Make-up: the everlasting trend
How does make-up make you feel? A US study conducted in 2012 revealed that almost half the female respondents reported being significantly happier when wearing make-up than not. In 2013, make-up alone contributed 20 per cent of worldwide cosmetics sales, translating into over $85 billion, with Sephora alone taking in $636 million.
Western countries are the greatest consumers of cosmetic products, with Asia and Africa steadily increasing in their spending and interest in this area. 2014 figures show the US as taking a revenue of $58.79 billion, and forecasting expects that number to grow to $62.46 billion in 2016.

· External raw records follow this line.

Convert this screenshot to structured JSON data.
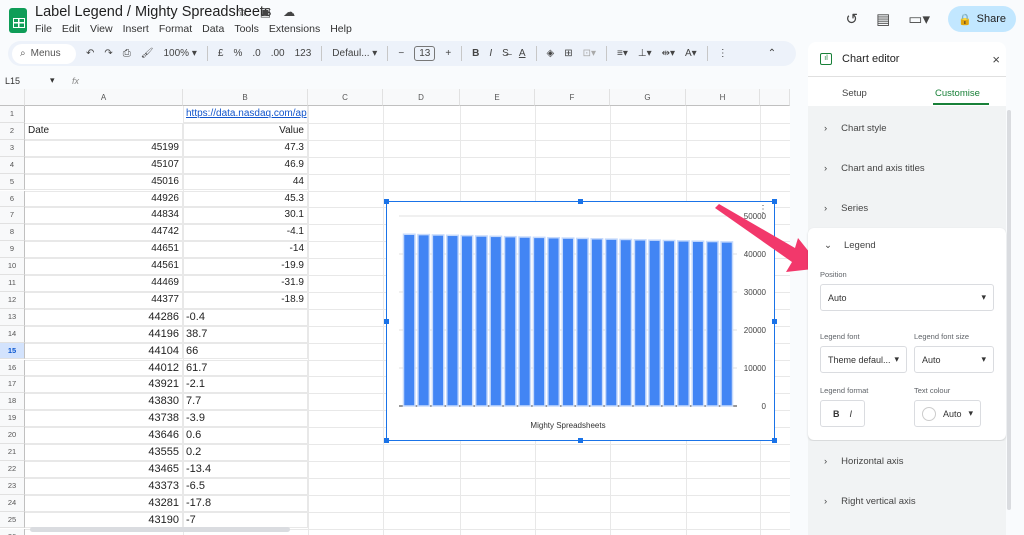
{
  "app": {
    "title": "Label Legend / Mighty Spreadsheets",
    "menu": [
      "File",
      "Edit",
      "View",
      "Insert",
      "Format",
      "Data",
      "Tools",
      "Extensions",
      "Help"
    ],
    "share": "Share"
  },
  "toolbar": {
    "search": "Menus",
    "zoom": "100%",
    "currency": "£",
    "percent": "%",
    "dec_less": ".0",
    "dec_more": ".00",
    "number_format": "123",
    "font": "Defaul...",
    "font_size": "13",
    "bold": "B",
    "italic": "I"
  },
  "formula_bar": {
    "cell_ref": "L15",
    "fx": "fx"
  },
  "sheet": {
    "columns": [
      "A",
      "B",
      "C",
      "D",
      "E",
      "F",
      "G",
      "H"
    ],
    "link": "https://data.nasdaq.com/ap",
    "header": {
      "a": "Date",
      "b": "Value"
    },
    "rows": [
      [
        "45199",
        "47.3"
      ],
      [
        "45107",
        "46.9"
      ],
      [
        "45016",
        "44"
      ],
      [
        "44926",
        "45.3"
      ],
      [
        "44834",
        "30.1"
      ],
      [
        "44742",
        "-4.1"
      ],
      [
        "44651",
        "-14"
      ],
      [
        "44561",
        "-19.9"
      ],
      [
        "44469",
        "-31.9"
      ],
      [
        "44377",
        "-18.9"
      ],
      [
        "44286",
        "-0.4"
      ],
      [
        "44196",
        "38.7"
      ],
      [
        "44104",
        "66"
      ],
      [
        "44012",
        "61.7"
      ],
      [
        "43921",
        "-2.1"
      ],
      [
        "43830",
        "7.7"
      ],
      [
        "43738",
        "-3.9"
      ],
      [
        "43646",
        "0.6"
      ],
      [
        "43555",
        "0.2"
      ],
      [
        "43465",
        "-13.4"
      ],
      [
        "43373",
        "-6.5"
      ],
      [
        "43281",
        "-17.8"
      ],
      [
        "43190",
        "-7"
      ]
    ],
    "selected_row": "15"
  },
  "chart_data": {
    "type": "bar",
    "title": "Mighty Spreadsheets",
    "values": [
      45199,
      45107,
      45016,
      44926,
      44834,
      44742,
      44651,
      44561,
      44469,
      44377,
      44286,
      44196,
      44104,
      44012,
      43921,
      43830,
      43738,
      43646,
      43555,
      43465,
      43373,
      43281,
      43190
    ],
    "ylim": [
      0,
      50000
    ],
    "yticks": [
      "0",
      "10000",
      "20000",
      "30000",
      "40000",
      "50000"
    ],
    "y_axis_side": "right",
    "grid": true,
    "color": "#4285f4"
  },
  "editor": {
    "title": "Chart editor",
    "tabs": [
      "Setup",
      "Customise"
    ],
    "active_tab": "Customise",
    "sections_top": [
      "Chart style",
      "Chart and axis titles",
      "Series"
    ],
    "legend": {
      "title": "Legend",
      "position_label": "Position",
      "position": "Auto",
      "font_label": "Legend font",
      "font": "Theme defaul...",
      "size_label": "Legend font size",
      "size": "Auto",
      "format_label": "Legend format",
      "bold": "B",
      "italic": "I",
      "colour_label": "Text colour",
      "colour": "Auto"
    },
    "sections_bottom": [
      "Horizontal axis",
      "Right vertical axis"
    ]
  },
  "colors": {
    "accent": "#188038",
    "arrow": "#f2386b"
  }
}
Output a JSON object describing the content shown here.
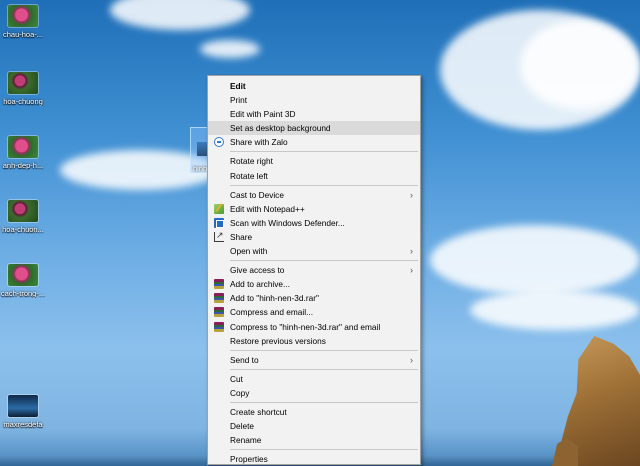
{
  "desktop": {
    "icons": [
      {
        "label": "chau-hoa-..."
      },
      {
        "label": "hoa-chuong"
      },
      {
        "label": "anh-dep-h..."
      },
      {
        "label": "hoa-chuon..."
      },
      {
        "label": "cach-trong-..."
      },
      {
        "label": "maxresdefa"
      }
    ],
    "selected_file_label": "hinh"
  },
  "context_menu": {
    "items": {
      "edit": "Edit",
      "print": "Print",
      "edit_paint3d": "Edit with Paint 3D",
      "set_background": "Set as desktop background",
      "share_zalo": "Share with Zalo",
      "rotate_right": "Rotate right",
      "rotate_left": "Rotate left",
      "cast_device": "Cast to Device",
      "edit_notepadpp": "Edit with Notepad++",
      "scan_defender": "Scan with Windows Defender...",
      "share": "Share",
      "open_with": "Open with",
      "give_access": "Give access to",
      "add_archive": "Add to archive...",
      "add_rar": "Add to \"hinh-nen-3d.rar\"",
      "compress_email": "Compress and email...",
      "compress_rar_email": "Compress to \"hinh-nen-3d.rar\" and email",
      "restore_versions": "Restore previous versions",
      "send_to": "Send to",
      "cut": "Cut",
      "copy": "Copy",
      "create_shortcut": "Create shortcut",
      "delete": "Delete",
      "rename": "Rename",
      "properties": "Properties"
    },
    "submenu_arrow": "›",
    "hover_color": "#dadada"
  },
  "icons": {
    "zalo": "zalo-icon",
    "notepadpp": "notepad-plus-plus-icon",
    "defender": "windows-defender-icon",
    "share": "share-icon",
    "winrar": "winrar-icon"
  }
}
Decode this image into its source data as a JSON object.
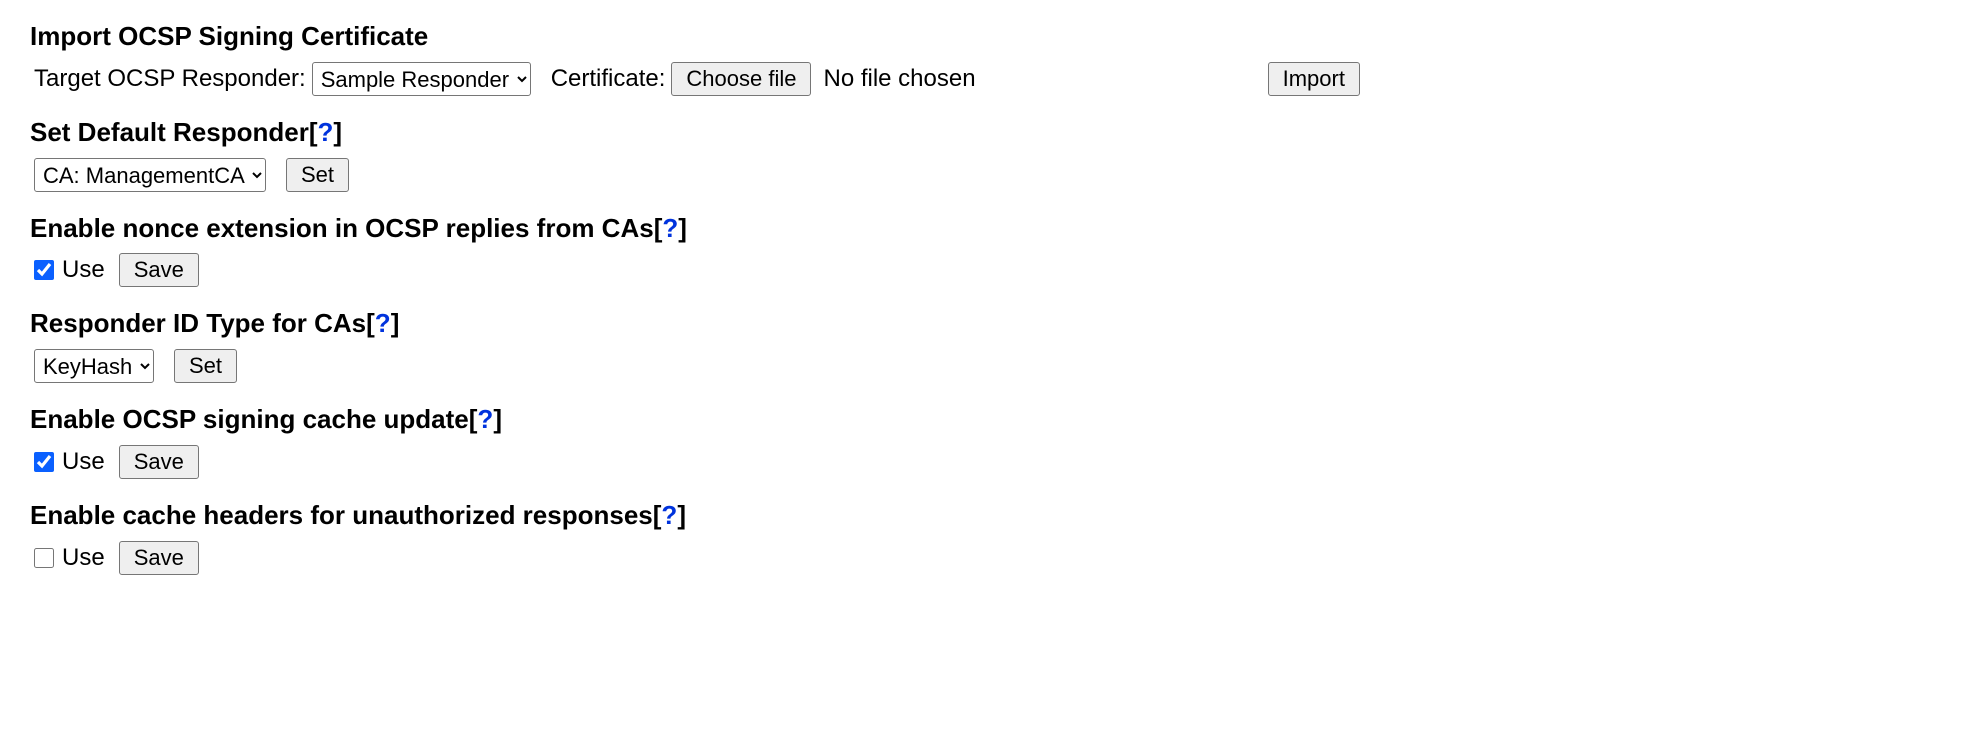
{
  "import_cert": {
    "heading": "Import OCSP Signing Certificate",
    "target_label": "Target OCSP Responder:",
    "responder_value": "Sample Responder",
    "certificate_label": "Certificate:",
    "choose_file_label": "Choose file",
    "file_status": "No file chosen",
    "import_button": "Import"
  },
  "default_responder": {
    "heading": "Set Default Responder",
    "help": "?",
    "select_value": "CA: ManagementCA",
    "set_button": "Set"
  },
  "nonce_extension": {
    "heading": "Enable nonce extension in OCSP replies from CAs",
    "help": "?",
    "use_label": "Use",
    "checked": true,
    "save_button": "Save"
  },
  "responder_id_type": {
    "heading": "Responder ID Type for CAs",
    "help": "?",
    "select_value": "KeyHash",
    "set_button": "Set"
  },
  "signing_cache": {
    "heading": "Enable OCSP signing cache update",
    "help": "?",
    "use_label": "Use",
    "checked": true,
    "save_button": "Save"
  },
  "cache_headers_unauth": {
    "heading": "Enable cache headers for unauthorized responses",
    "help": "?",
    "use_label": "Use",
    "checked": false,
    "save_button": "Save"
  }
}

For many women, make-up is an essential part of everyday life. However, this hasn’t been a recent phenomenon: the use of make-up can be traced historically across thousands of years, with virtually every recorded civilization using appearance-altering materials and techniques for symbolic, social and ritual purposes. One of the most famous examples of cosmetics and make-up being used is in ancient Egypt, with Pharaohs recorded as being painstakingly decorated in vivid colours both in life and death. It is in some of the artefacts discovered in the early twentieth century that we can locate make-up trends which have guaranteed lasting appeal – for example, winged eyeliner is derived from Egyptian make-up styles.

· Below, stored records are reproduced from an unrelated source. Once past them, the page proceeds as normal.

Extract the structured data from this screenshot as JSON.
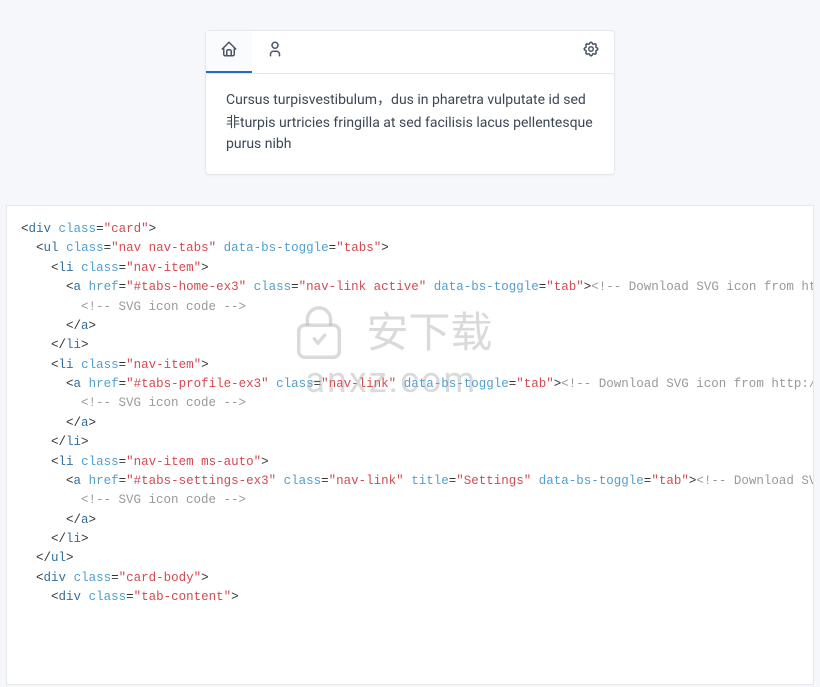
{
  "card": {
    "tabs": [
      {
        "name": "home",
        "active": true
      },
      {
        "name": "profile",
        "active": false
      },
      {
        "name": "settings",
        "active": false,
        "msAuto": true
      }
    ],
    "content_part1": "Cursus turpisvestibulum，dus in pharetra vulputate id sed ",
    "content_han": "非",
    "content_part2": "turpis urtricies fringilla at sed facilisis lacus pellentesque purus nibh"
  },
  "watermark": {
    "main": "安下载",
    "sub": "anxz.com"
  },
  "code_tokens": {
    "div": "div",
    "class": "class",
    "card": "\"card\"",
    "ul": "ul",
    "nav_nav_tabs": "\"nav nav-tabs\"",
    "data_bs_toggle": "data-bs-toggle",
    "tabs": "\"tabs\"",
    "li": "li",
    "nav_item": "\"nav-item\"",
    "a": "a",
    "href": "href",
    "tabs_home_ex3": "\"#tabs-home-ex3\"",
    "nav_link_active": "\"nav-link active\"",
    "tab": "\"tab\"",
    "comment_home": "<!-- Download SVG icon from http://tabler-icons.io/i/home -->",
    "comment_svg": "<!-- SVG icon code -->",
    "close_a": "a",
    "close_li": "li",
    "tabs_profile_ex3": "\"#tabs-profile-ex3\"",
    "nav_link": "\"nav-link\"",
    "comment_user": "<!-- Download SVG icon from http://tabler-icons.io/i/user -->",
    "nav_item_ms_auto": "\"nav-item ms-auto\"",
    "tabs_settings_ex3": "\"#tabs-settings-ex3\"",
    "title": "title",
    "settings": "\"Settings\"",
    "comment_settings": "<!-- Download SVG icon from http://tabler-icons.io/i/settings -->",
    "close_ul": "ul",
    "card_body": "\"card-body\"",
    "tab_content": "\"tab-content\""
  }
}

Oils and fragrant herbs, flowers and spices were used to protect, soften and scent skin exposed to heat and dry desert winds. However, the improvisation of products based on misconceptions about the ingredients used meant that women put their health and wellbeing at risk in seeking beauty. Toxic chemicals employed in face and body applications, such as those used by Elizabeth I and subsequent devotees of pale skin, included lead and arsenic. Later, in the 1800s, zinc oxide replaced the more dangerous mixes of copper and lead.
Even with modern scientific developments, make-up can still be harmful. In 2013 The Huffington Post reported that of the 1000 carcinogens banned in cosmetic products, the US had only banned nine, with those products still available through unregulated channels. The article also referred to misleading product descriptions and the ingredients added to products to extend their shelf life, comparing the practice to food processing. In order to prevent the negative effects of harmful make-up, one should research all products. Removing make-up before going to bed, drinking water and tailoring your make-up collection to what works for you are all sensible pointers to maintaining healthy skin.

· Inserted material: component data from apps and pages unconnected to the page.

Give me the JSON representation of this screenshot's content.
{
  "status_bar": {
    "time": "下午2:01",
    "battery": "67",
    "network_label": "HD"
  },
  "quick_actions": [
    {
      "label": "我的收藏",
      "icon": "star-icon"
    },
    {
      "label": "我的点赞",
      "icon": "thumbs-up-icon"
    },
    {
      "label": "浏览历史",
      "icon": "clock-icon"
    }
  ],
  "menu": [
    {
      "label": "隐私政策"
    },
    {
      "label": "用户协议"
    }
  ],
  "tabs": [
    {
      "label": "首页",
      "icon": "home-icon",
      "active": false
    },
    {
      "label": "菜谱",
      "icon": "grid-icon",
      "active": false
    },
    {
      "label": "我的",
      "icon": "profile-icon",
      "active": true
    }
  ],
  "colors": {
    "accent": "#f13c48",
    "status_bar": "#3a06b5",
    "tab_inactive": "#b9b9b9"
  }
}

However, sometimes going without make-up can be more beneficial than not. In September 2013, cosmetics retailer Escentual.com launched its DareToBare campaign to fundraise and draw attention to the work of the Breast Cancer Care charity. The campaign then morphed into the No Make-Up Selfie movement across social media, with millions of women posting their bare-faced selfies online, raising £8 million in six days for cancer charities.